While I do think there’s a big difference between consistency and simply resting on one’s laurels, I must admit that when I heard the new Hatebreed album earlier this year, it sounded exactly like a Hatebreed album ought to and I absolutely loved it. So, I think Raneri may have me there. Following this thought process further, he turns the mirror back on himself and his band’s sound for some self-analysis, and on being true to yourself, regardless of your current scene’s trends.
“To me, I see a giant difference to our musicianship and writing ability between our first and second records. From our first to our third, and our first to our fourth and so on; I see incremental improvements. So I think early on, it’s hard to find yourself, as there’s always a scene happening where a lot of the bands sound the same. I’m not gonna name names as some of those bands are friends of ours, but to me, it’s always been important that once we found what Bayside sounded like to stay with that.”
Which has perhaps been one of the crucial elements to their continued relevance, and another being their time under the Victory Records banner. Many bands from the early/mid-2000’s era of that label are still alive and well today, and it’s those early years on one of alternative music’s biggest (and most controversial) indie labels that helped shape many bands into the kind that can create and maintain careers. For Bayside, this work ethic was instilled in them quite early and it was exactly that – work.
“I tell this to our managers, label, and publicists nowadays, and that’s that all we’ve ever wanted is an opportunity to work. We’ve never wanted anything handed to us, just give us a place to be, a show to play, an interview to do and we’ll be there. Victory Records was great for us for having work to be done and things to get done. I once was told that if the phone is not ringing, then that’s the worst thing possible. That’s still how I feel to this day. That’s how it was on Victory, and you could do what you wanted and not do what you didn’t want to and that’s why some bands made it and others didn’t. For us and Thursday and Taking Back Sunday, that work ethic was instilled in us very early.”

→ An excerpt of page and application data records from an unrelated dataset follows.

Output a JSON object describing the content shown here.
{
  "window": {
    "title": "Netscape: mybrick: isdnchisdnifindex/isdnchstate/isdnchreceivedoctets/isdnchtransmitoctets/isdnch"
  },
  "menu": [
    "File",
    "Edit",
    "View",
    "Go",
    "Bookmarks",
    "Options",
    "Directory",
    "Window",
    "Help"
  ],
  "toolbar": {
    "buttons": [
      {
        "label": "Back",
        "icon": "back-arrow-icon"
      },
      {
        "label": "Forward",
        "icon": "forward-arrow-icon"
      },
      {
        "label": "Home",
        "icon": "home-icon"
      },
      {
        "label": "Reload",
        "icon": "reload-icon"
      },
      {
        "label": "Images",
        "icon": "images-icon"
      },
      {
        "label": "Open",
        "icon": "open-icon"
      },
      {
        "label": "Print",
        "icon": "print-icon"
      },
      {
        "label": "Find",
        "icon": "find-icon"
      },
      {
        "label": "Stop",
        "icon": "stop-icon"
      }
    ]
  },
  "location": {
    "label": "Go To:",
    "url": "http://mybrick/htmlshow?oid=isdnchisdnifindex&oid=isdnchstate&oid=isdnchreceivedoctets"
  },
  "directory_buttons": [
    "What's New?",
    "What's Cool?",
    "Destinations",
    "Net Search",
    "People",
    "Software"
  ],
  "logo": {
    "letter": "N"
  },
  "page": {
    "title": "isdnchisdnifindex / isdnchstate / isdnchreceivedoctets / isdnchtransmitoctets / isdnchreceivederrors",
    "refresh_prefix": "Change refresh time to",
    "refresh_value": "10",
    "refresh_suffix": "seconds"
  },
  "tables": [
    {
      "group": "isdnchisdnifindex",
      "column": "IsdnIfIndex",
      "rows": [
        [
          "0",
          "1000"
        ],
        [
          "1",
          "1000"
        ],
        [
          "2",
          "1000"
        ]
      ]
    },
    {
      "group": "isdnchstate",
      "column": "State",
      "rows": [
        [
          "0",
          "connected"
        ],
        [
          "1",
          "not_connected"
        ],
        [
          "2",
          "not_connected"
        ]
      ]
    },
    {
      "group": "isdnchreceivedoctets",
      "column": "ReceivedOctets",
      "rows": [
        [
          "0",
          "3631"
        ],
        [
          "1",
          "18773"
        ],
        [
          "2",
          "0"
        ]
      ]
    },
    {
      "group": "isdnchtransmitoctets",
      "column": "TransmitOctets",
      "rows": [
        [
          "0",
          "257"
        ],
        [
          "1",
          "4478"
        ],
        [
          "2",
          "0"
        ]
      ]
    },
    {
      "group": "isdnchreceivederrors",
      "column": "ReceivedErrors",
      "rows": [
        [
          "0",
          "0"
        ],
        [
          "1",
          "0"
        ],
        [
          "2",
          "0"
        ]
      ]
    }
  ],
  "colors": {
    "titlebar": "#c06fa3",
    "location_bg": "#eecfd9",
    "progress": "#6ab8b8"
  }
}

“For a lot of those bands and ourselves, we’re all working class bands. There were definitely points early on when some of us were reaching critical mass. It’s hard not to compare yourself – and you never should – but you start seeing other bands are doing better or are more comfortable. But you know, Chris Connolly of Saves The Day once told me “If you get to make another record, that means that the last one was successful”, concludes Raneri.
Saves The Day’s frontman aside, that phrase rings true for Bayside now in 2016. After all, if the response to 2014’s ‘Cult‘ was anything to go on, then ‘Vacancy‘ was always going to be a sure thing. And when you listen to that new record, when you fully digest it, when you (hopefully) catch the band on this fast approaching Australian tour, you’ll know that an eighth album and much more is more than likely.
Killyourstereo.com is proud to co-present Bayside’s national November tour, with supports from Brisbane’s Young Lions and Melbourne’s Far Away Stables. Go grab tickets to a show here, and you can read our review of ‘Vacancy’ here. (Spoiler warning, it’s really bloody good).
Thursday 3rd November – 8:00pm
The Prince Of Wales, Bunbury, WA (18+)
Friday 4th November – 8:00pm
Amplifier Bar, Perth, WA (18+)
Saturday 5th November – 7:00pm
Fowlers Live, Adelaide, SA (Lic/AA)
Sunday 6th November – 7:30pm
Corner Hotel, Melbourne VIC (18+)
Wednesday 9th November – 7:00pm
The Basement, Canberra ACT (18+)
Thursday 10th November – 7:00pm
The Cambridge Hotel, Newcastle NSW (18+)
Friday 11th November – 8:00pm
Manning Bar, University of Sydney NSW (18+)
Saturday 12th November – 8:00pm
The Brightside, Fortitude Valley QLD (18+)
Sunday 13th November – 7:00pm
Miami Tavern Shark Bar, Gold Coast, QLD (18+)